## Problem statement:
Would you please output the records exactly as they appear below?

[Dataset rows describing interfaces]
= = =

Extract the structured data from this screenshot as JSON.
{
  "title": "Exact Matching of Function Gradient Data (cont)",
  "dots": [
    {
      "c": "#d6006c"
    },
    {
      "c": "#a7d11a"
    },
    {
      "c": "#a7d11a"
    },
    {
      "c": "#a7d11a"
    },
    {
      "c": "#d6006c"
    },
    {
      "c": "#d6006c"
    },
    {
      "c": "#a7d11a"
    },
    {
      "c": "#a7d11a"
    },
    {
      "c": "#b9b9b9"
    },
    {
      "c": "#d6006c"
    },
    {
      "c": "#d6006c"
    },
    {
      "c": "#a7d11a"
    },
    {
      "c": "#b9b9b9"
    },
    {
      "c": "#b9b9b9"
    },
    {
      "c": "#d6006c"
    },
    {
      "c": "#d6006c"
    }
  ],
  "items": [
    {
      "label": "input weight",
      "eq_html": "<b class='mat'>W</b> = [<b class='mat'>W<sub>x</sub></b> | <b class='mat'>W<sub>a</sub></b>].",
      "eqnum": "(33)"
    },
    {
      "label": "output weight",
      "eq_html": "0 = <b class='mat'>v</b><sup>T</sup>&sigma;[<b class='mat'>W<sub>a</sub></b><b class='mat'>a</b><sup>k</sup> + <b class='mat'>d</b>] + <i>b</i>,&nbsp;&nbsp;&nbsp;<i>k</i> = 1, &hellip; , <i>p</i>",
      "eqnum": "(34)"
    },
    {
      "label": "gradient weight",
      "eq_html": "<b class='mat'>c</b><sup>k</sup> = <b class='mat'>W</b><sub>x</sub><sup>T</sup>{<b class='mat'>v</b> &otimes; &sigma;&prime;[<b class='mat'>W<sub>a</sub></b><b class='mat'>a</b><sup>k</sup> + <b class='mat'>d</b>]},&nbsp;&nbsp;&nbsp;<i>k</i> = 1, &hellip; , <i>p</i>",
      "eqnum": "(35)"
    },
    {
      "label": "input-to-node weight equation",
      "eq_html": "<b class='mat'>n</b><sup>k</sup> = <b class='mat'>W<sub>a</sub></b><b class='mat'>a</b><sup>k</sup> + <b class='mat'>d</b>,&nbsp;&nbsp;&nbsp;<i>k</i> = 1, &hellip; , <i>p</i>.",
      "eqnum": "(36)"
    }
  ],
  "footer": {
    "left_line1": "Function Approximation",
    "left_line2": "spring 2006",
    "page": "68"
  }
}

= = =

## Answer for this exercise:
Extract the structured data from this screenshot as JSON.
{
  "title": "Exact Matching of Function Gradient Data (cont)",
  "dots": [
    {
      "c": "#d6006c"
    },
    {
      "c": "#a7d11a"
    },
    {
      "c": "#a7d11a"
    },
    {
      "c": "#a7d11a"
    },
    {
      "c": "#d6006c"
    },
    {
      "c": "#d6006c"
    },
    {
      "c": "#a7d11a"
    },
    {
      "c": "#a7d11a"
    },
    {
      "c": "#b9b9b9"
    },
    {
      "c": "#d6006c"
    },
    {
      "c": "#d6006c"
    },
    {
      "c": "#a7d11a"
    },
    {
      "c": "#b9b9b9"
    },
    {
      "c": "#b9b9b9"
    },
    {
      "c": "#d6006c"
    },
    {
      "c": "#d6006c"
    }
  ],
  "items": [
    {
      "label": "input weight",
      "eq_html": "<b class='mat'>W</b> = [<b class='mat'>W<sub>x</sub></b> | <b class='mat'>W<sub>a</sub></b>].",
      "eqnum": "(33)"
    },
    {
      "label": "output weight",
      "eq_html": "0 = <b class='mat'>v</b><sup>T</sup>&sigma;[<b class='mat'>W<sub>a</sub></b><b class='mat'>a</b><sup>k</sup> + <b class='mat'>d</b>] + <i>b</i>,&nbsp;&nbsp;&nbsp;<i>k</i> = 1, &hellip; , <i>p</i>",
      "eqnum": "(34)"
    },
    {
      "label": "gradient weight",
      "eq_html": "<b class='mat'>c</b><sup>k</sup> = <b class='mat'>W</b><sub>x</sub><sup>T</sup>{<b class='mat'>v</b> &otimes; &sigma;&prime;[<b class='mat'>W<sub>a</sub></b><b class='mat'>a</b><sup>k</sup> + <b class='mat'>d</b>]},&nbsp;&nbsp;&nbsp;<i>k</i> = 1, &hellip; , <i>p</i>",
      "eqnum": "(35)"
    },
    {
      "label": "input-to-node weight equation",
      "eq_html": "<b class='mat'>n</b><sup>k</sup> = <b class='mat'>W<sub>a</sub></b><b class='mat'>a</b><sup>k</sup> + <b class='mat'>d</b>,&nbsp;&nbsp;&nbsp;<i>k</i> = 1, &hellip; , <i>p</i>.",
      "eqnum": "(36)"
    }
  ],
  "footer": {
    "left_line1": "Function Approximation",
    "left_line2": "spring 2006",
    "page": "68"
  }
}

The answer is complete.